It was a bit like waiting for the bus. For eternity, you wait for one and then two come along one after another. Andy Murray waited 10 years for a single clay-court title and he ended up winning two in a weeks’ time. Last week, Murray and Germany’s Philipp Kohlschreiber played three sets in the BMW Open at Munich over two days on Sunday and Monday in a rain-interrupted final before the Scot won his first ATP World Tour clay-court title. Six days later, Murray made it two titles in a week, when he shocked the undisputed clay-court specialist Rafael Nadal of Spain 6-3, 6-2 to emerge as the 2015 Mutua Madrid champion.
It is an extremely pleasant coincidence for Andy Murray that he has enjoyed his best ever tennis fortnight after marrying long-time girlfriend Kim Sears on April 11, 2015. Over two weeks, Murray has been playing on surfaces, where he hasn’t recorded very impressive performances of his long tennis career. Regardless, he had a dream-like start to the clay-season with a 9-0 streak of back-to-back victories in Munich and Madrid. When he finished on Sunday, he signed on a camera lens and inscribed two words that would please his wife Kim more than anybody else. Murray wrote ‘marriage works’. He also acknowledged in an interview that victory against Rafael Nadal on clay court was never a child’s play and he had the feeling of great pride in managing to win against the Spaniard.
The grand stand of Caja Magica was graced with the Royal presence of Spain’s Queen Sofia, who watched the final with great interest. In their past 20 meetings, Murray had beaten Nadal only five times but never on clay. Therefore he knew what waited for him on the other side as he took to the court against the famous Spaniard in the Caja Magica final. With Nadal unable to replicate his forehand brilliance that he displayed against Tomas Berdych in the semifinal, he allowed Murray to dominate him the final from the start. In the Munich semifinal last week, Murray had beaten Nishikori with a perfect game plan and he employed the same tactics against Nadal. Murray began by breaking Nadal in the second game and build a 3-0 lead. All that the Scot needed to do thereafter was to keep holding serve and he did that to take the first set 6-3.
The second set was much in the line with the script of the first as Murray converted on his second break opportunity and had an early advantage. The backhand master from Great Britain wore down Nadal with a relentless barrage of shots that fell on Nadal’s forehand and the Spaniard was forced into errors. Murray secured another break of serve to lead 3-0. As the game progressed, Nadal’s unforced-error count soared and with Murray holding his ground, it was only a matter of time before the Scotsman earned his first match point in the eighth game.
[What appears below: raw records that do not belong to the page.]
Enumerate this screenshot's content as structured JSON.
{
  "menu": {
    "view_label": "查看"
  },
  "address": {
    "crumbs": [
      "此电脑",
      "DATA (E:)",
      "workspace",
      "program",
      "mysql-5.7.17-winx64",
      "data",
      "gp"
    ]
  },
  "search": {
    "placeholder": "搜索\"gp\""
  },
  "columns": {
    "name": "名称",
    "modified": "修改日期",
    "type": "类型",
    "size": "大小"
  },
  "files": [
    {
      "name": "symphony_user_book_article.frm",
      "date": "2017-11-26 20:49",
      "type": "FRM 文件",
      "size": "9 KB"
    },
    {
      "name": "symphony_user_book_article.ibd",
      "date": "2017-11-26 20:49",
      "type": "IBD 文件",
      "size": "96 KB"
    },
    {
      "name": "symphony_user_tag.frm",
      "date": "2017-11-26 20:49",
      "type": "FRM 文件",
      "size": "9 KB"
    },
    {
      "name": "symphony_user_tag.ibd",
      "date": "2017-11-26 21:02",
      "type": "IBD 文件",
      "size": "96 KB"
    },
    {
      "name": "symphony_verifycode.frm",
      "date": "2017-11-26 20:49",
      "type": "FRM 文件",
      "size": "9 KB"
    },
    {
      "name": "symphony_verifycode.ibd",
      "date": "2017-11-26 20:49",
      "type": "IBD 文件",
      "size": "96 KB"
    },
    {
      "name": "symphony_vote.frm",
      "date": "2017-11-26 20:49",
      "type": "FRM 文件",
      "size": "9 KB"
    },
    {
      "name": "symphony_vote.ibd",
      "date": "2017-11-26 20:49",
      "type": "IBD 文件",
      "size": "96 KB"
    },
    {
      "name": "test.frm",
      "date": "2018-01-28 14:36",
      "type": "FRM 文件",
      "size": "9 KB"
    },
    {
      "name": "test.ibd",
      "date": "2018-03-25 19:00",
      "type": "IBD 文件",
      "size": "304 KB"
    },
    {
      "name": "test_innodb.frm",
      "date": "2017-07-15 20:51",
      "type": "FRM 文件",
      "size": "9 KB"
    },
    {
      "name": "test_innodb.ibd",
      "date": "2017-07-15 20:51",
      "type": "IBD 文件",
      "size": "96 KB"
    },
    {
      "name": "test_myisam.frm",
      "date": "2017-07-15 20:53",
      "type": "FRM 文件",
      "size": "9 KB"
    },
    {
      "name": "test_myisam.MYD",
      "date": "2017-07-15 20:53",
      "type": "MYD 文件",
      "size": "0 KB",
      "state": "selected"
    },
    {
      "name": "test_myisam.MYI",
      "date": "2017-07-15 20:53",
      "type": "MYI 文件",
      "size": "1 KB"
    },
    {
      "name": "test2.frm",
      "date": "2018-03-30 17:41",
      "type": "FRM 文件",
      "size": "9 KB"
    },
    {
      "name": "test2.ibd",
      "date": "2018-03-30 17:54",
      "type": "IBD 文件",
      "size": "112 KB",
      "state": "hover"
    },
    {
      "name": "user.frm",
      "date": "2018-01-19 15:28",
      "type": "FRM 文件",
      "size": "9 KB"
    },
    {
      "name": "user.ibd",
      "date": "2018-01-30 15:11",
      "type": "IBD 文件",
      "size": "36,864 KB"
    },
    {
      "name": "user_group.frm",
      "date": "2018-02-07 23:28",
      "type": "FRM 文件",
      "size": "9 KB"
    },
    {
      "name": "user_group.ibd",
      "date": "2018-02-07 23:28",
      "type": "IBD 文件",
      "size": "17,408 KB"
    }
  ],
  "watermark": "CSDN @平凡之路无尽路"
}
Murray didn’t prolong the inevitable as he converted immediately and won his first ATP World Tour Masters 1000 title on clay. This was also Murray’s first ever victory over Nadal on the clay-surface.